Thanks for visiting the Australian Open Website. We can see you’re using Internet Explorer, and wanted to let you know that we will no longer be supporting this browser in future. We’d recommend you download a new browser if you'd like to continue keeping up with all of the latest tennis news!

Victoria Azarenka: “I love to better the tour for others”

  • Vivienne Christie

Combining her baseline aggression with bold competitive intensity and an unmistakable hint of swagger, Victoria Azarenka has long charted her own course in the women’s game.

Australian fans first witnessed Azarenka’s effective go-getting style as she defeated Agnes Szavay to win the AO 2005 girls’ title and combined with Marina Erakovic to lift the girls’ doubles trophy in the same year.

That trailblazing path continued with Azarenka’s back-to-back Australian Open triumphs in 2012 and 2013. Within that period, she became the first player from her nation to become a singles world No.1.

More than a decade on, the 34-year-old Azarenka is forging a path in other ways.

TICKETS: Cheer on Victoria Azarenka at Australian Open 2024

While much attention has focused on the former Australian Open champions who’ll return to Melbourne Park this year as mothers, Azarenka has successfully combined her tennis career with motherhood for years.

Her son, Leo, was born in 2016 and often travels with his mother to tournaments throughout the world.

There are only positives, Azarenka related as she launched her 2024 season at the Brisbane International, in seeing the likes of Naomi Osaka, Caroline Wozniacki and Angelique Kerber back on tour.

MORE: Nadal, Osaka, Kerber among stars making comebacks at AO 2024

RELATED: Wozniacki and six Aussies awarded first AO 2024 wildcards

“I'm very excited to see players are coming back,” smiled the world No.22, noting that women’s tennis is increasingly leading the way for all professional sports.

“I've said it few years ago already. I think we broke the stereotype that you be an athlete and have family. This definitely has been broken. It’s actually evolved more and more.

“The testament of that is how many players are feeling comfortable and confident coming back and continue being on tour.”

Azarenka, a prominent member of the WTA player council, identifies an opportunity for even further progress in the women’s game.

“I believe that we still have a lot more growth to do in that space to continue to push forward being a women's leading sport, how we can make our athletes feel more secure, more comfortable at all levels, not just top level, but also lower levels where they have that stability, financial security to keep coming back,” she pointed out.

IN FOCUS: The transformation of Rod Laver Arena

“I think we have an opportunity to do that in women's sports like maybe not before. I hope we put the right resources into that.”

While noting she’s “not the type of person to pat myself on the shoulder”, Azarenka instinctively understands her responsibility as a role model.

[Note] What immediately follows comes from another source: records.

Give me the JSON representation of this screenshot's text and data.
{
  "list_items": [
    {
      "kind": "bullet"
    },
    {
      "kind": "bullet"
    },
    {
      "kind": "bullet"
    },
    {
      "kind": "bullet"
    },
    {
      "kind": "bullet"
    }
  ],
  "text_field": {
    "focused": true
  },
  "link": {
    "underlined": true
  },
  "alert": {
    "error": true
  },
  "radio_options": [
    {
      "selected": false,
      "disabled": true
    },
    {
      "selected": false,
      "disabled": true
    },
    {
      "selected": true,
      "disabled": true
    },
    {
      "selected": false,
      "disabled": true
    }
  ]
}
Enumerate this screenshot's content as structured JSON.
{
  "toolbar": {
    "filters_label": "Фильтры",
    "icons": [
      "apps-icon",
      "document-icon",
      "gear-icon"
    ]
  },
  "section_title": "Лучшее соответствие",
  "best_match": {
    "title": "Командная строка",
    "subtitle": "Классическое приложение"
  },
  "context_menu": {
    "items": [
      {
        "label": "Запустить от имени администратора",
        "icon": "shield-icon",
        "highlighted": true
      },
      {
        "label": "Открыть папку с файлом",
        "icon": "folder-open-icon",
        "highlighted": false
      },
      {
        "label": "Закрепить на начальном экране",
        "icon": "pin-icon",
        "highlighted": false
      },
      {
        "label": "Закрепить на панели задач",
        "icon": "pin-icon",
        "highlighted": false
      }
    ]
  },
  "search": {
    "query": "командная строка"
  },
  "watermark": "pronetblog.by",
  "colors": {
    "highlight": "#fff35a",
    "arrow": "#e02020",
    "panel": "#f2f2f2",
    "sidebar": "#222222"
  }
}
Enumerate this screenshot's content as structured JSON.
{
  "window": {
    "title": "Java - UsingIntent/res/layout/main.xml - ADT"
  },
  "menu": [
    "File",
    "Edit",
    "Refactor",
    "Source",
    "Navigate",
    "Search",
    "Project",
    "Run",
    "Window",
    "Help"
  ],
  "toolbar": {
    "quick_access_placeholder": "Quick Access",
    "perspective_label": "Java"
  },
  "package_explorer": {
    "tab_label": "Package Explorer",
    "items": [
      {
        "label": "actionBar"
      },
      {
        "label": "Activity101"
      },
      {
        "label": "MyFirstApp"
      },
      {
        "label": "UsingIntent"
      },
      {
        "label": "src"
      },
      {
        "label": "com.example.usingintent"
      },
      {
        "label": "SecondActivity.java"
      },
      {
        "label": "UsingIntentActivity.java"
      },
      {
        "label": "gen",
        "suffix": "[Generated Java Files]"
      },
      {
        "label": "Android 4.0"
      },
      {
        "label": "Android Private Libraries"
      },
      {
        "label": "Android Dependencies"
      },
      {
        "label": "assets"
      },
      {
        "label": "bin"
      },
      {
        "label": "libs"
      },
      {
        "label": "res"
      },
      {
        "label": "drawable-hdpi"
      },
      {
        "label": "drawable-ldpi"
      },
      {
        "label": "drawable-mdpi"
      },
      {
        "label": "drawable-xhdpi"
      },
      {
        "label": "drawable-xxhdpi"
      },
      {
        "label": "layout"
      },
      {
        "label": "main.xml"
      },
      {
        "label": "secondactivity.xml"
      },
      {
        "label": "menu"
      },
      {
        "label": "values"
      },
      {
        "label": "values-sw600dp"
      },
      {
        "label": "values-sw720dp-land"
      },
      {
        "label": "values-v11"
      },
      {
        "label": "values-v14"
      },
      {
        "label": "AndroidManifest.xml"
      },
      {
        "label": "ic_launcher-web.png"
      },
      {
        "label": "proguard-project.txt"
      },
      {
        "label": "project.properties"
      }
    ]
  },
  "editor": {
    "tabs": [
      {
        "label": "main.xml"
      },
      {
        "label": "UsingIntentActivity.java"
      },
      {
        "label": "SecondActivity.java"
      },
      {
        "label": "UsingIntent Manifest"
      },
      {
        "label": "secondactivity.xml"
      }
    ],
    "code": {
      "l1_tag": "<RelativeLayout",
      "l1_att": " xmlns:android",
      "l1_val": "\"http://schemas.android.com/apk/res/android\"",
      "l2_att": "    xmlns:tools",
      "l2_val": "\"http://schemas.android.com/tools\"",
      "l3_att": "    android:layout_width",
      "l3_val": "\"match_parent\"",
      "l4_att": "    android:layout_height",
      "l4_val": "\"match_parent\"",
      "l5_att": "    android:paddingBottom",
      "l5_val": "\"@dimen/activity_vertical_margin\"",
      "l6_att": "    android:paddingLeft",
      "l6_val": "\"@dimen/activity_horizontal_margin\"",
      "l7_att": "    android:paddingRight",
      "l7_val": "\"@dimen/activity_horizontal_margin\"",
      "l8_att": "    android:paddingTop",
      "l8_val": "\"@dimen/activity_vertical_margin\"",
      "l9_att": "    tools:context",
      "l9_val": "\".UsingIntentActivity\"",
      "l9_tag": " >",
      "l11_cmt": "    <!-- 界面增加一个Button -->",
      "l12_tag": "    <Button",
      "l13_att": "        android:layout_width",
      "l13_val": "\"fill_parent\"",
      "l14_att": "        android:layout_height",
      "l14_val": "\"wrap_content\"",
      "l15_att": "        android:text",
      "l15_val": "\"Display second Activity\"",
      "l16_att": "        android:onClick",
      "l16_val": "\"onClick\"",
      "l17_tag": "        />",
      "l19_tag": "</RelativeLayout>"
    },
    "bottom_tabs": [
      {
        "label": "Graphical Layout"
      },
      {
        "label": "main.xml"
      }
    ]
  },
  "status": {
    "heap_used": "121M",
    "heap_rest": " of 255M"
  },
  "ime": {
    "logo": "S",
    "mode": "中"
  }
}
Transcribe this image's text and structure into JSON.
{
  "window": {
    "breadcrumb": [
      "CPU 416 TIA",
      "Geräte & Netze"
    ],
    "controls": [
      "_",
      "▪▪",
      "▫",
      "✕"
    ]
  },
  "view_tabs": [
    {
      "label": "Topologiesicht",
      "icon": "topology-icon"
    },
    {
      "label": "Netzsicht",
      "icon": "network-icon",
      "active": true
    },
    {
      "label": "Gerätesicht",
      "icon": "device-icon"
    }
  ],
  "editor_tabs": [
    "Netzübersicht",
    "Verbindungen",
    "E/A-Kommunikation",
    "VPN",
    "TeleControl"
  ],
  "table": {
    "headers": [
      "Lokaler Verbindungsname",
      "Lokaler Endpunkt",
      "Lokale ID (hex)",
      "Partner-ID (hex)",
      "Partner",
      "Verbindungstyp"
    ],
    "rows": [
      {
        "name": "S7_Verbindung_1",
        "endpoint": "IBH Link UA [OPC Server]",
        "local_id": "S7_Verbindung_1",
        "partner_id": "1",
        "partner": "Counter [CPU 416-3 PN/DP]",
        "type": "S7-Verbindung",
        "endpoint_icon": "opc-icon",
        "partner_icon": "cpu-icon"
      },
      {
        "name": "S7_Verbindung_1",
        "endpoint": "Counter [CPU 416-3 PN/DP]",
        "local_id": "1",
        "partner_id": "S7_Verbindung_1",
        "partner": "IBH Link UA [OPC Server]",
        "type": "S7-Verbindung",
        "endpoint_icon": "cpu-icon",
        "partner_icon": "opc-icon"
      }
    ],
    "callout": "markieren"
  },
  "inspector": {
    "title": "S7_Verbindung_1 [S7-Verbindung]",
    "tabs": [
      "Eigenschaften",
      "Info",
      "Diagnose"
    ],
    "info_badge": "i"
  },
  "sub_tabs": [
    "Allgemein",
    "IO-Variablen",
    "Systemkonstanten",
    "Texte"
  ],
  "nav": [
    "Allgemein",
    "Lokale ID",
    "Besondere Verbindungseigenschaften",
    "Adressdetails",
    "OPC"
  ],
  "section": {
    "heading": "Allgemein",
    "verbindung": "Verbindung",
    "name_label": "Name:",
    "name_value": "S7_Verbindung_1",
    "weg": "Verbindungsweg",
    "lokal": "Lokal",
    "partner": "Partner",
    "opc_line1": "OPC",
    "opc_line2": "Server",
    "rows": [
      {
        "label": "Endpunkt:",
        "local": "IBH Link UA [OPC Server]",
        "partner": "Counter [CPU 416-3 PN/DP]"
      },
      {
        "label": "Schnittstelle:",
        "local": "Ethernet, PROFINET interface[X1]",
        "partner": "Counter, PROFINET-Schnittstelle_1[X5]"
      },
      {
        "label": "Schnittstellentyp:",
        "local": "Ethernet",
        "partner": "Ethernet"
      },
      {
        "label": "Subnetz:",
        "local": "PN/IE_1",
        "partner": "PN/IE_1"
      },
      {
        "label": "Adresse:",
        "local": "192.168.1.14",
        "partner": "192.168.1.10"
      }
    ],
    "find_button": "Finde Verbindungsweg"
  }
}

“For me what's important is, I always kind of look back to legends before my time, like Billie Jean King who fought for a better future for us,” said the 21-time WTA singles champion.

“I believe I would love to have not necessarily the legacy, but I love to take that part of my journey and to dedicate my time, influence, or opportunity to better the tour for others. I believe that's just my passion to do, as well.”

It’s a goal that’s helped by Azarenka’s enduring impact at the top of women’s tennis – and the former world No.1 is superbly positioned to add to her many achievements this month.

Alongside her multiple Australian Open triumphs, Azarenka is also a two-time Brisbane International champion, and has returned to the quarterfinals in Brisbane this week.

At Melbourne Park last year, she outclassed 2020 champion Sofia Kenin, as well as top-20 ranked Americans Madison Keys and Jessica Pegula – among others – to reach her first AO semifinal in a decade.

“Since I was a junior here, I kind of felt a good energy. I really love the crowd here (in Australia). I think the courts and the balls, they fit my game pretty well,” noted the Belarusian, who also relishes the fresh start of a new season.

“I think it's more fresh after the pre-season where you kind of have more of an exciting mindset rather than end of the year where you're sometimes maybe a little bit beat down,” she commented.

“After being at home and having some good time at home with family, I feel excited to come back and play.”